“I’ve got some work I need doing.”
The boy made a movement with one shoulder, a shrug or perhaps a wince. He wasn’t looking for work, he said. He had enough work.
“What kind of work is it ?” he asked.
It wasn’t much, she said. It was just some painting.
He had enough of that kind of work, the boy said.
“I need someone to look at my bathroom,” Anna said. “I don’t live far. If you called later in the week, you could do the work I need.”
He moved his shoulder again and kept looking out of the window. “Those dogs of mine were company til the grey hare got across them.” Anna, receiving this as “grey hair”, had no idea what he meant. “That spoiled everything. I could talk to them until then.” As she was leaving he turned round and said, “I’ll come and see you though ? I’ll be coming to see you ?”
Anna touched his arm and smiled.
“Put your clothes on,” she said. “It’s cold in here.”
The lane outside had filled with mist, yet if you looked directly upward you could see the stars.
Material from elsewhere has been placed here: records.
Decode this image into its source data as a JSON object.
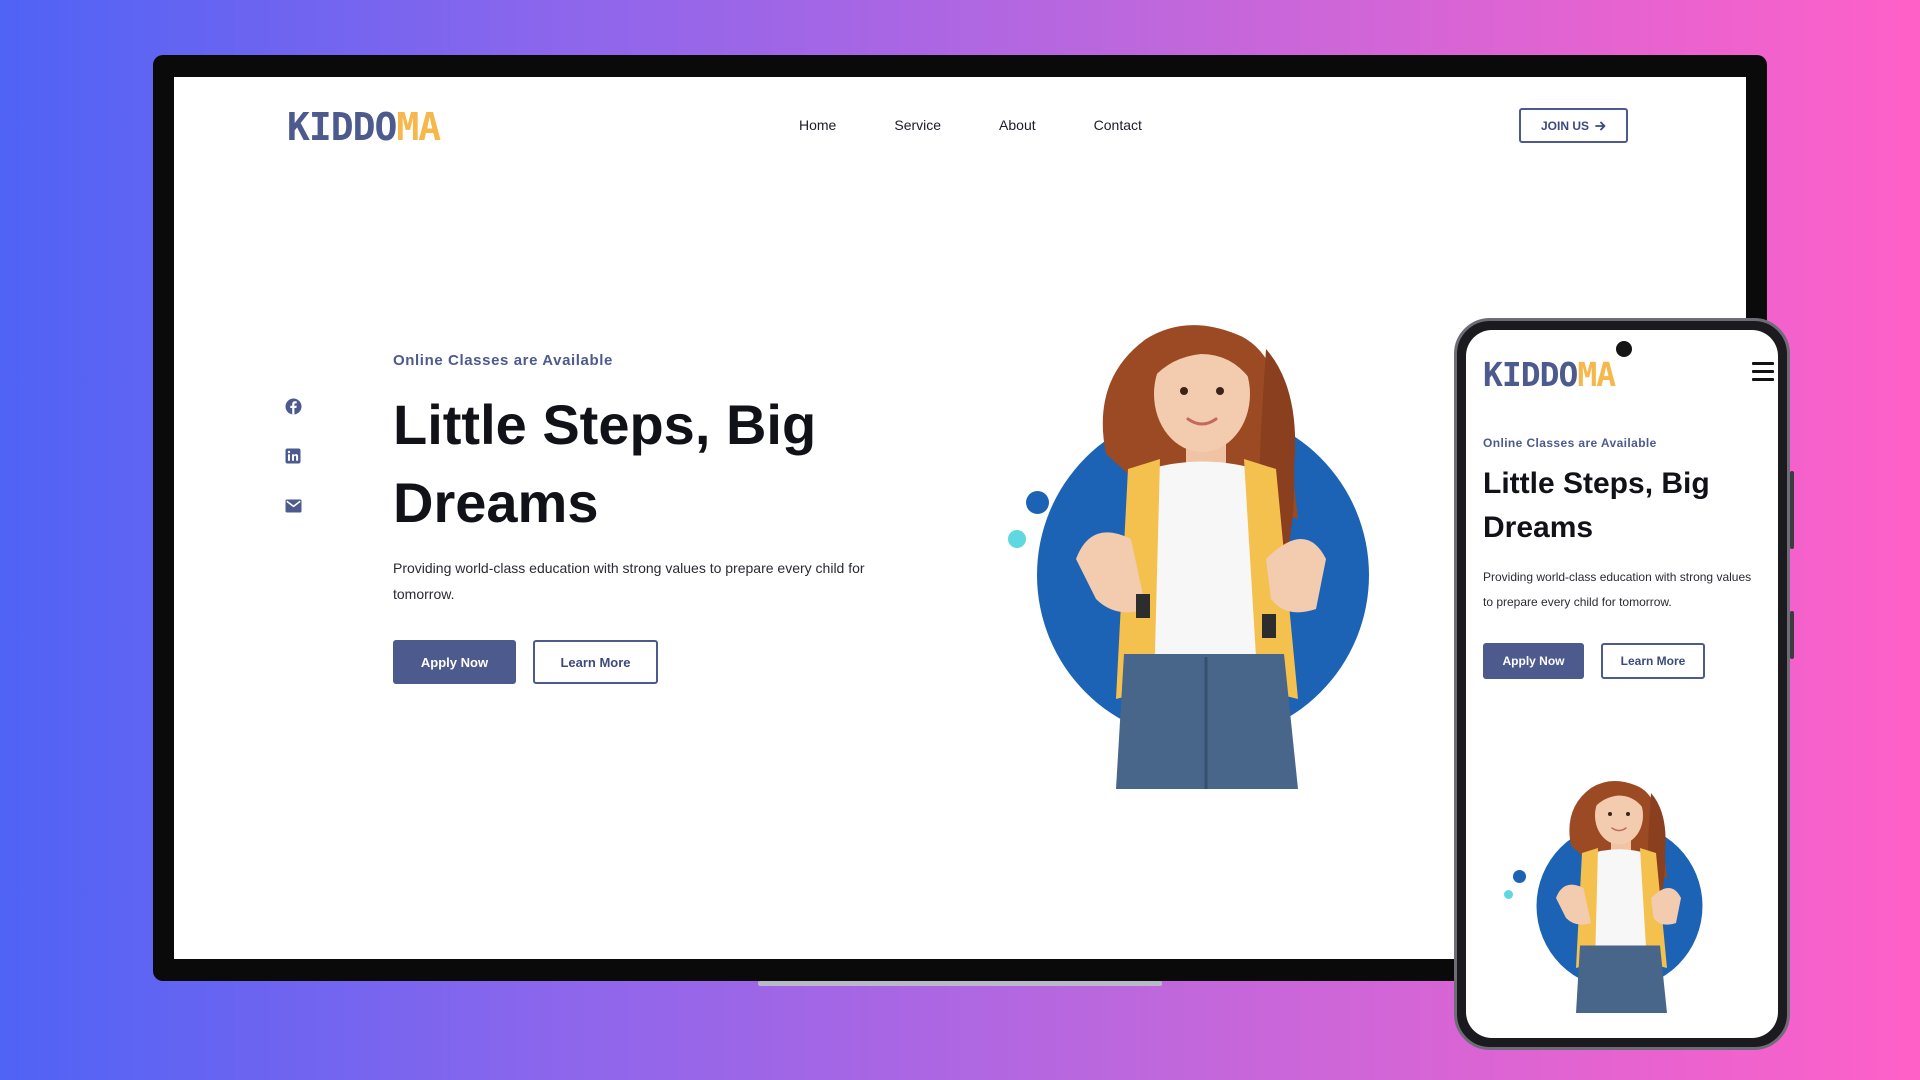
{
  "brand": {
    "part1": "KIDDO",
    "part2": "MA"
  },
  "nav": [
    "Home",
    "Service",
    "About",
    "Contact"
  ],
  "join_label": "JOIN US",
  "hero": {
    "eyebrow": "Online Classes are Available",
    "title": "Little Steps, Big Dreams",
    "description": "Providing world-class education with strong values to prepare every child for tomorrow.",
    "apply_label": "Apply Now",
    "learn_label": "Learn More"
  },
  "icons": [
    "facebook-icon",
    "linkedin-icon",
    "mail-icon",
    "arrow-right-icon",
    "hamburger-menu-icon"
  ],
  "colors": {
    "primary": "#4d5a8e",
    "accent": "#f6b84b",
    "circle_blue": "#1c63b5",
    "dot_cyan": "#5fd8e0"
  }
}
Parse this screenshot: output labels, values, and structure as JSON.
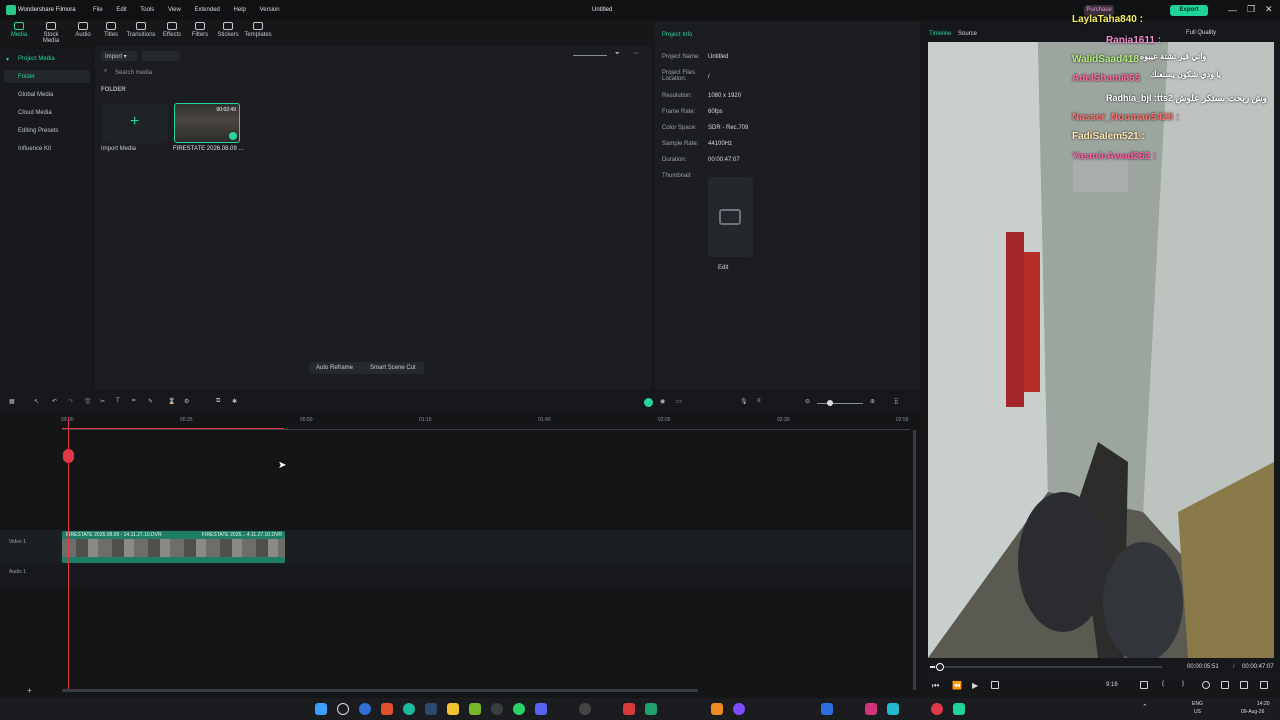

Anna turned towards Wyndlesham, walking as briskly as she could. Once or twice she raised her arms in the air, or smiled for no reason. She wondered what had really happened to the dogs. Those lovely, lovely animals. Perhaps he’d sold them. Perhaps he’d just grown tired of them. I can’t imagine what Marnie will make of him, she thought: although it’s none of her business. She looked for her phone, couldn’t find it; stopped suddenly, brought both hands to her mouth and laughed. I can’t believe myself, she thought. When she looked back, the bothy seemed to hang without support in the gathering dusk. Everything it represented was history. Since the banking meltdown of 2007, the stable-block itself–built by John Ampney in the late 18th Century from locally-sourced brick and pantile and not then intended to house the hunt–had tracked closely the declining economic curve: redevelopment, first as prestige office space, then as a paintball “shoot house”; a decade of squatting and abandonment; finally, annexation by the local authority as Kent and Sussex struggled to contain thousands of Chinese economic refugees washing up in the old Cinque Ports; after which it had been allowed to fall down.
–from Empty Space, 2012